Ohio Capital Journal

Ohioans are being encouraged to make productive use of their time spent at home by completing the U.S. Census. 

The census, undertaken every 10 years, happens to be coinciding with the ongoing COVID-19 pandemic. Fortunately, residents can fill out the Census form online, by phone or through the mail.

Here are a few things to know about the census:

The Census Bureau is reaching out to Americans by mail this month.

The government is in the process of sending out initial mailers to all Americans. For most, this first mailer is merely a reminder and invitation to begin the process online or by phone.

Those who don’t respond online or by phone in the ensuing weeks will end up getting the full census questionnaire in the mail. 

Other residents in areas considered “less likely to respond online” may receive the full questionnaire during the first contact.

Americans have flexibility for how they can fill out the census.

As mentioned, the census can be filled out by mail, online or by phone.

  • Mail — The full questionnaires will include a return envelope with an address to a Census Bureau processing center in Jefferson, Indiana or Phoenix, Arizona. 
  • Online — Visit 2020census.gov to complete the census form online. The form must be completed in one sitting. You will receive a confirmation page to indicate you are finished.
  • Phone — Americans are invited to call 844-330-2020 to complete the questionnaire by phone. There are other phone numbers available to respond in other languages besides English; a list is available online here

However it is conducted, respondents should know to count everyone who lives in a given home as of April 1, 2020.

Americans are encouraged to take the census by any of these three ways sometime in the next few months.

For those who do not, census workers will go door-to-door in May and June to conduct an in-person count. (This timeline may end up being pushed back due to COVID-19.)

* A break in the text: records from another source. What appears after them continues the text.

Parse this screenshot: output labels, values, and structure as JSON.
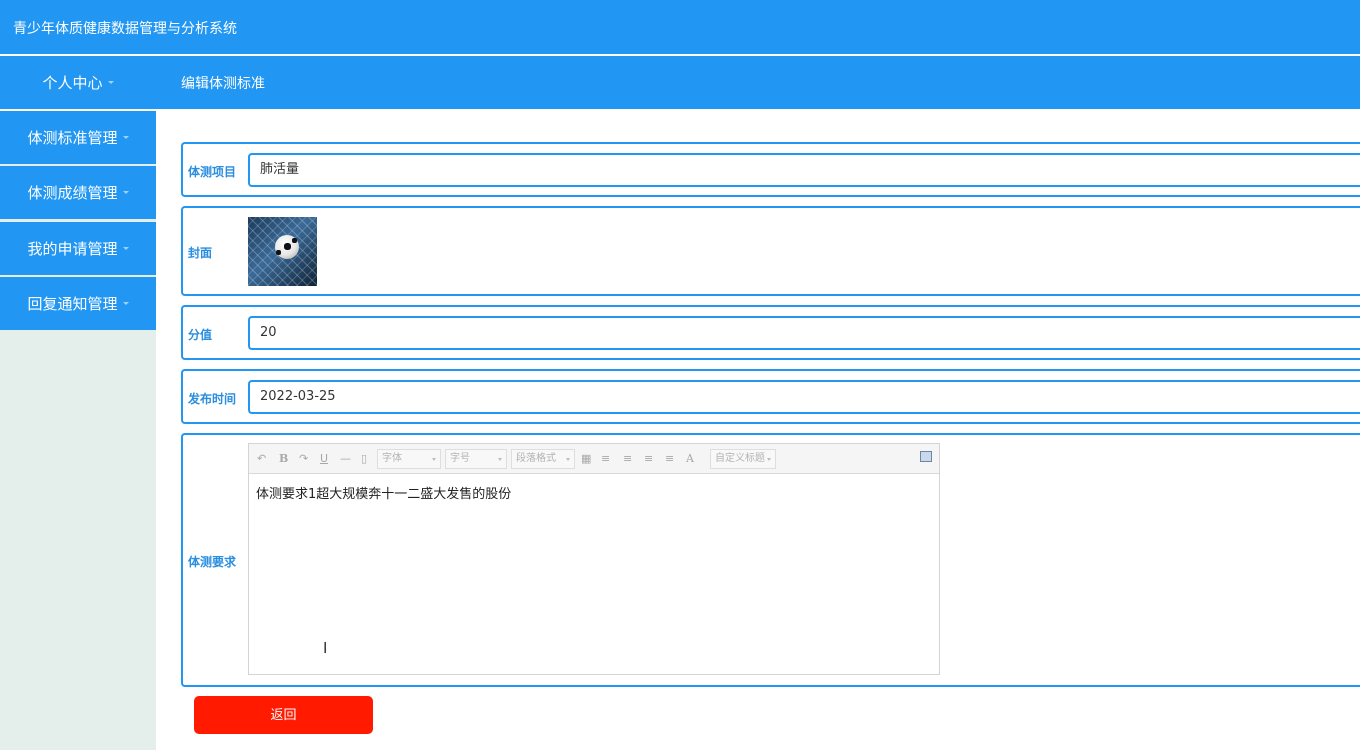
{
  "app": {
    "title": "青少年体质健康数据管理与分析系统"
  },
  "header": {
    "user_menu": "个人中心",
    "page_heading": "编辑体测标准"
  },
  "sidebar": {
    "items": [
      {
        "label": "体测标准管理"
      },
      {
        "label": "体测成绩管理"
      },
      {
        "label": "我的申请管理"
      },
      {
        "label": "回复通知管理"
      }
    ]
  },
  "form": {
    "item": {
      "label": "体测项目",
      "value": "肺活量"
    },
    "cover": {
      "label": "封面"
    },
    "score": {
      "label": "分值",
      "value": "20"
    },
    "publish_time": {
      "label": "发布时间",
      "value": "2022-03-25"
    },
    "requirement": {
      "label": "体测要求",
      "content": "体测要求1超大规模奔十一二盛大发售的股份",
      "toolbar": {
        "font_family": "字体",
        "font_size": "字号",
        "paragraph": "段落格式",
        "font_color_glyph": "A",
        "custom_title": "自定义标题",
        "bold_glyph": "B",
        "underline_glyph": "U",
        "hr_glyph": "—"
      }
    },
    "back_button": "返回"
  },
  "colors": {
    "primary": "#2196f3",
    "sidebar_bg": "#e4eeea",
    "danger": "#ff1a00"
  }
}
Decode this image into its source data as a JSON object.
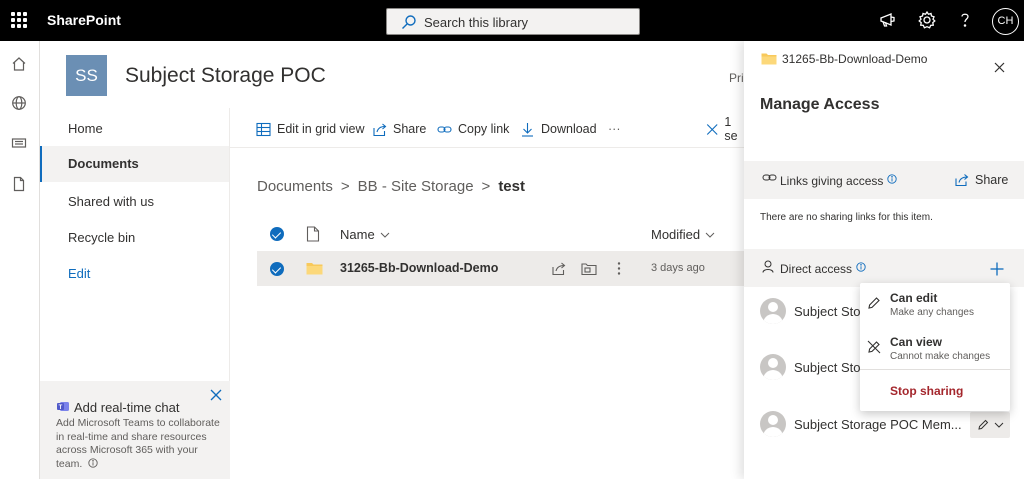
{
  "suite": {
    "app_name": "SharePoint",
    "search_placeholder": "Search this library",
    "user_initials": "CH"
  },
  "site": {
    "logo_initials": "SS",
    "title": "Subject Storage POC",
    "privacy_partial": "Pri"
  },
  "nav": {
    "items": [
      {
        "label": "Home"
      },
      {
        "label": "Documents"
      },
      {
        "label": "Shared with us"
      },
      {
        "label": "Recycle bin"
      },
      {
        "label": "Edit"
      }
    ]
  },
  "chat_card": {
    "title": "Add real-time chat",
    "body": "Add Microsoft Teams to collaborate in real-time and share resources across Microsoft 365 with your team."
  },
  "commands": {
    "edit_grid": "Edit in grid view",
    "share": "Share",
    "copy_link": "Copy link",
    "download": "Download",
    "more": "···",
    "selected": "1 se"
  },
  "breadcrumb": {
    "items": [
      "Documents",
      "BB - Site Storage",
      "test"
    ],
    "separator": ">"
  },
  "list": {
    "col_name": "Name",
    "col_modified": "Modified",
    "rows": [
      {
        "name": "31265-Bb-Download-Demo",
        "modified": "3 days ago",
        "selected": true
      }
    ]
  },
  "panel": {
    "folder_name": "31265-Bb-Download-Demo",
    "title": "Manage Access",
    "links_header": "Links giving access",
    "share_label": "Share",
    "no_links_text": "There are no sharing links for this item.",
    "direct_header": "Direct access",
    "people": [
      {
        "name": "Subject Stor"
      },
      {
        "name": "Subject Stor"
      },
      {
        "name": "Subject Storage POC Mem..."
      }
    ]
  },
  "permission_menu": {
    "can_edit": "Can edit",
    "can_edit_desc": "Make any changes",
    "can_view": "Can view",
    "can_view_desc": "Cannot make changes",
    "stop_sharing": "Stop sharing",
    "stop_color": "#a4262c"
  },
  "colors": {
    "accent": "#0f6cbd",
    "site_logo": "#6b8fb4",
    "folder": "#f8c95b"
  }
}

The decennial census is conducted to track the American population; to reapportion congressional districts; and to determine federal funding, among other reasons.

Tyler Buchanan is an award-winning journalist who has covered Ohio politics and government for the past decade. A Bellevue native and graduate of Bowling Green State University, he most recently spent 6 1/2 years as a reporter and editor of The Athens Messenger and Vinton-Jackson Courier newspapers. He is a member of the BG News Alumni Society Board and was a 2019 fellow in the Kiplinger Program in Public Affairs Journalism. Read more Ohio Capital Journal stories here.